Your time here will go very fast -- just ask any senior you meet -- so I strongly urge you to take full advantage of every moment. In high school you attended classes all day long, five days a week. As a college student, you will actually be in the classroom for only about 15 to 18 hours a week. What you choose to do with the many hours beyond that is up to you -- and will ultimately be a part of your education here. There is much happening at your very doorstep. The choices will be many and the choices will be yours.

So what does all this actually mean for you on the individual level? It means go to class prepared and ready to be an active participant in the learning process; explore and join a club or two that you will not only enjoy but that will expand the horizon of your experience; keep informed about and involved with issues beyond the campus at the local, national and international level; and, by all means, do not waste a moment in getting to know and learn from other members of our community.

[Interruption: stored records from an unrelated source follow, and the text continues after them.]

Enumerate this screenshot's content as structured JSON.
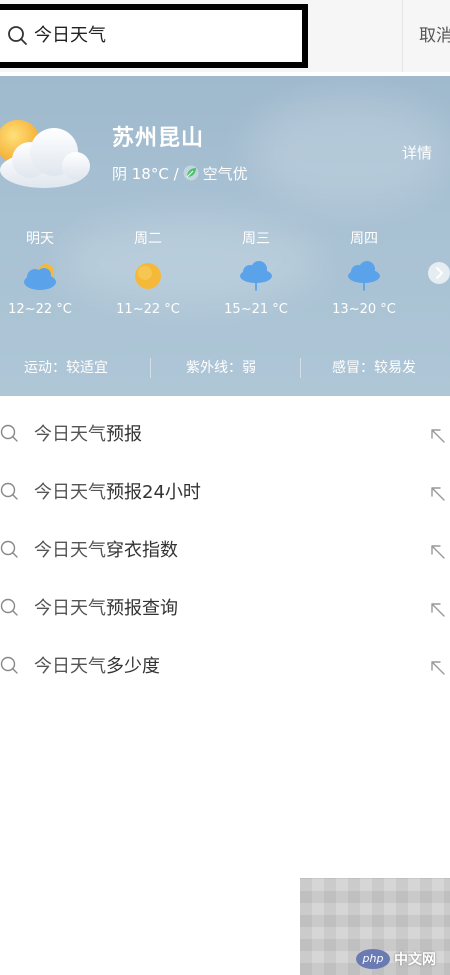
{
  "search": {
    "query": "今日天气",
    "cancel_label": "取消"
  },
  "weather": {
    "city": "苏州昆山",
    "condition": "阴 18°C /",
    "air_quality": "空气优",
    "detail_label": "详情",
    "forecast": [
      {
        "day": "明天",
        "icon": "cloudy-icon",
        "temp": "12~22 °C"
      },
      {
        "day": "周二",
        "icon": "sunny-icon",
        "temp": "11~22 °C"
      },
      {
        "day": "周三",
        "icon": "rain-icon",
        "temp": "15~21 °C"
      },
      {
        "day": "周四",
        "icon": "rain-icon",
        "temp": "13~20 °C"
      }
    ],
    "indices": [
      {
        "label": "运动：较适宜"
      },
      {
        "label": "紫外线：弱"
      },
      {
        "label": "感冒：较易发"
      }
    ]
  },
  "suggestions": [
    {
      "prefix": "今日天气",
      "suffix": "预报"
    },
    {
      "prefix": "今日天气",
      "suffix": "预报24小时"
    },
    {
      "prefix": "今日天气",
      "suffix": "穿衣指数"
    },
    {
      "prefix": "今日天气",
      "suffix": "预报查询"
    },
    {
      "prefix": "今日天气",
      "suffix": "多少度"
    }
  ],
  "watermark": {
    "logo_text": "php",
    "site_text": "中文网"
  },
  "colors": {
    "card_background": "#a8c1d3",
    "air_quality_leaf": "#4cc36a",
    "sun": "#f5b93a",
    "rain_cloud": "#5aa3ea"
  }
}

And, finally, remember that individual planning process I have encouraged you to begin to think about? Well, as you put your plan into place and proceed along, do not be afraid to make a few adjustments along the way. Life's realities will present you with a wealth of options during your time with us. It is okay, and actually advisable, to pause once in a while and take stock of your progress and your interests. This will either affirm your direction and provide you with the motivation to continue along your chosen path or cause you to reconsider your options and, perhaps, choose a new path. Either way, the educational process works as long as you engage yourself in it. Don't forget to ask for directions or help once in a while. That is why we are all here.

Congratulations on deciding to study with us here at Ithaca College. I am confident that you have made a wise decision and will find success as you embrace opportunity with responsibility. As you begin and then make your way on this new and exciting journey, do so knowing that all of us, as a community of faculty, staff and fellow students, will do our very best to assist and to support you.

I will conclude my remarks with advice similar to that I gave our graduates at Commencement last May -- be well, have fun, and do good work. All the best.

Thank you.